START Material provided
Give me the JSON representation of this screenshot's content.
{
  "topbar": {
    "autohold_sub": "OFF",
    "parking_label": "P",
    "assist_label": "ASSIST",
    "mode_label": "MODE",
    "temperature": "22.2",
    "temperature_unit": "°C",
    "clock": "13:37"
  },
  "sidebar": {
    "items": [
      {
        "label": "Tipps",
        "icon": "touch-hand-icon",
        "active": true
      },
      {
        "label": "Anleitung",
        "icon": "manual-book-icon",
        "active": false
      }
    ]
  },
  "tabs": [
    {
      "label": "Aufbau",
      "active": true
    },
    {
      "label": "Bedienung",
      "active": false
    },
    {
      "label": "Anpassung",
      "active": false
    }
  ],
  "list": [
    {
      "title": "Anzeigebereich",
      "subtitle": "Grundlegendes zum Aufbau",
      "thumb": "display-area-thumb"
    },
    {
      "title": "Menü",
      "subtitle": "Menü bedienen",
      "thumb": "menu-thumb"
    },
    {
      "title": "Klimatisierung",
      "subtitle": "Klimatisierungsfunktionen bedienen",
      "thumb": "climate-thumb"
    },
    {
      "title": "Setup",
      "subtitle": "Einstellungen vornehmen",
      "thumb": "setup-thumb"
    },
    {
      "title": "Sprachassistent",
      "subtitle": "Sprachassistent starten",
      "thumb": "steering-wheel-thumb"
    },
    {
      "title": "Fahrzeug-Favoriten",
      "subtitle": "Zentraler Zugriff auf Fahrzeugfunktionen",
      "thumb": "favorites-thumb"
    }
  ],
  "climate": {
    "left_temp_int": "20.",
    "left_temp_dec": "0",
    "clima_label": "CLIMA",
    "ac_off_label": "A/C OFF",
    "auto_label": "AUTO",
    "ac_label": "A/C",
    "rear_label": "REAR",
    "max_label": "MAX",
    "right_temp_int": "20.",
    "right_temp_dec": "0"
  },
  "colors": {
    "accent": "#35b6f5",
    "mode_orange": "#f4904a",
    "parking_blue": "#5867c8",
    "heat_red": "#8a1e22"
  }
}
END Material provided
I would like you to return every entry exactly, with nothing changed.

__Result__:
Give me the JSON representation of this screenshot's content.
{
  "topbar": {
    "autohold_sub": "OFF",
    "parking_label": "P",
    "assist_label": "ASSIST",
    "mode_label": "MODE",
    "temperature": "22.2",
    "temperature_unit": "°C",
    "clock": "13:37"
  },
  "sidebar": {
    "items": [
      {
        "label": "Tipps",
        "icon": "touch-hand-icon",
        "active": true
      },
      {
        "label": "Anleitung",
        "icon": "manual-book-icon",
        "active": false
      }
    ]
  },
  "tabs": [
    {
      "label": "Aufbau",
      "active": true
    },
    {
      "label": "Bedienung",
      "active": false
    },
    {
      "label": "Anpassung",
      "active": false
    }
  ],
  "list": [
    {
      "title": "Anzeigebereich",
      "subtitle": "Grundlegendes zum Aufbau",
      "thumb": "display-area-thumb"
    },
    {
      "title": "Menü",
      "subtitle": "Menü bedienen",
      "thumb": "menu-thumb"
    },
    {
      "title": "Klimatisierung",
      "subtitle": "Klimatisierungsfunktionen bedienen",
      "thumb": "climate-thumb"
    },
    {
      "title": "Setup",
      "subtitle": "Einstellungen vornehmen",
      "thumb": "setup-thumb"
    },
    {
      "title": "Sprachassistent",
      "subtitle": "Sprachassistent starten",
      "thumb": "steering-wheel-thumb"
    },
    {
      "title": "Fahrzeug-Favoriten",
      "subtitle": "Zentraler Zugriff auf Fahrzeugfunktionen",
      "thumb": "favorites-thumb"
    }
  ],
  "climate": {
    "left_temp_int": "20.",
    "left_temp_dec": "0",
    "clima_label": "CLIMA",
    "ac_off_label": "A/C OFF",
    "auto_label": "AUTO",
    "ac_label": "A/C",
    "rear_label": "REAR",
    "max_label": "MAX",
    "right_temp_int": "20.",
    "right_temp_dec": "0"
  },
  "colors": {
    "accent": "#35b6f5",
    "mode_orange": "#f4904a",
    "parking_blue": "#5867c8",
    "heat_red": "#8a1e22"
  }
}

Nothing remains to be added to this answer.